▶ [TASK TO CARRY OUT]:
Omit the pictures, and output the rest of the entries exactly as written.

Dataset entries

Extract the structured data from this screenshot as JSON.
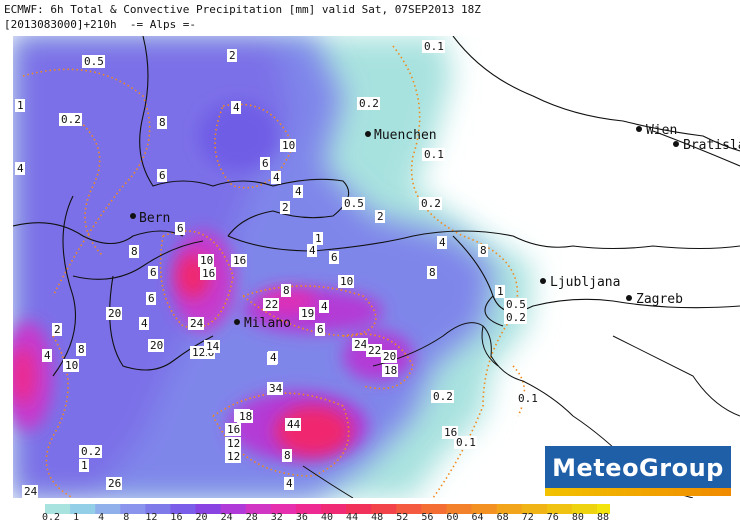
{
  "header": {
    "line1": "ECMWF: 6h Total & Convective Precipitation [mm] valid Sat, 07SEP2013 18Z",
    "line2": "[2013083000]+210h  -= Alps =-"
  },
  "cities": [
    {
      "name": "Muenchen"
    },
    {
      "name": "Wien"
    },
    {
      "name": "Bratislav"
    },
    {
      "name": "Bern"
    },
    {
      "name": "Ljubljana"
    },
    {
      "name": "Zagreb"
    },
    {
      "name": "Milano"
    }
  ],
  "contour_labels": [
    "0.5",
    "2",
    "0.1",
    "0.2",
    "0.1",
    "0.2",
    "1",
    "4",
    "8",
    "6",
    "10",
    "4",
    "4",
    "6",
    "0.5",
    "2",
    "0.2",
    "2",
    "4",
    "4",
    "8",
    "16",
    "10",
    "6",
    "16",
    "1",
    "4",
    "6",
    "6",
    "10",
    "8",
    "8",
    "4",
    "6",
    "20",
    "24",
    "22",
    "19",
    "4",
    "6",
    "20",
    "8",
    "16",
    "1",
    "0.5",
    "0.2",
    "2",
    "4",
    "18",
    "12",
    "14",
    "4",
    "24",
    "22",
    "20",
    "18",
    "4",
    "10",
    "8",
    "34",
    "0.2",
    "0.1",
    "18",
    "44",
    "16",
    "12",
    "12",
    "16",
    "0.1",
    "0.2",
    "8",
    "26",
    "4",
    "24",
    "1",
    "6"
  ],
  "colorbar": {
    "ticks": [
      "0.2",
      "1",
      "4",
      "8",
      "12",
      "16",
      "20",
      "24",
      "28",
      "32",
      "36",
      "40",
      "44",
      "48",
      "52",
      "56",
      "60",
      "64",
      "68",
      "72",
      "76",
      "80",
      "88"
    ],
    "colors": [
      "#a9e3e0",
      "#93cfe7",
      "#8fb0ea",
      "#8a94ec",
      "#7e7aea",
      "#7a5de8",
      "#8a43e3",
      "#b03ad7",
      "#d135c4",
      "#e52fae",
      "#ee2a92",
      "#f02a74",
      "#f2315a",
      "#f3434a",
      "#f45a40",
      "#f46e34",
      "#f3812b",
      "#f39222",
      "#f2a41b",
      "#f1b416",
      "#f0c312",
      "#eed310",
      "#f2e40c"
    ]
  },
  "logo": {
    "text": "MeteoGroup"
  }
}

▶ [ANSWER SECTION]:
Extract the structured data from this screenshot as JSON.
{
  "header": {
    "line1": "ECMWF: 6h Total & Convective Precipitation [mm] valid Sat, 07SEP2013 18Z",
    "line2": "[2013083000]+210h  -= Alps =-"
  },
  "cities": [
    {
      "name": "Muenchen"
    },
    {
      "name": "Wien"
    },
    {
      "name": "Bratislav"
    },
    {
      "name": "Bern"
    },
    {
      "name": "Ljubljana"
    },
    {
      "name": "Zagreb"
    },
    {
      "name": "Milano"
    }
  ],
  "contour_labels": [
    "0.5",
    "2",
    "0.1",
    "0.2",
    "0.1",
    "0.2",
    "1",
    "4",
    "8",
    "6",
    "10",
    "4",
    "4",
    "6",
    "0.5",
    "2",
    "0.2",
    "2",
    "4",
    "4",
    "8",
    "16",
    "10",
    "6",
    "16",
    "1",
    "4",
    "6",
    "6",
    "10",
    "8",
    "8",
    "4",
    "6",
    "20",
    "24",
    "22",
    "19",
    "4",
    "6",
    "20",
    "8",
    "16",
    "1",
    "0.5",
    "0.2",
    "2",
    "4",
    "18",
    "12",
    "14",
    "4",
    "24",
    "22",
    "20",
    "18",
    "4",
    "10",
    "8",
    "34",
    "0.2",
    "0.1",
    "18",
    "44",
    "16",
    "12",
    "12",
    "16",
    "0.1",
    "0.2",
    "8",
    "26",
    "4",
    "24",
    "1",
    "6"
  ],
  "colorbar": {
    "ticks": [
      "0.2",
      "1",
      "4",
      "8",
      "12",
      "16",
      "20",
      "24",
      "28",
      "32",
      "36",
      "40",
      "44",
      "48",
      "52",
      "56",
      "60",
      "64",
      "68",
      "72",
      "76",
      "80",
      "88"
    ],
    "colors": [
      "#a9e3e0",
      "#93cfe7",
      "#8fb0ea",
      "#8a94ec",
      "#7e7aea",
      "#7a5de8",
      "#8a43e3",
      "#b03ad7",
      "#d135c4",
      "#e52fae",
      "#ee2a92",
      "#f02a74",
      "#f2315a",
      "#f3434a",
      "#f45a40",
      "#f46e34",
      "#f3812b",
      "#f39222",
      "#f2a41b",
      "#f1b416",
      "#f0c312",
      "#eed310",
      "#f2e40c"
    ]
  },
  "logo": {
    "text": "MeteoGroup"
  }
}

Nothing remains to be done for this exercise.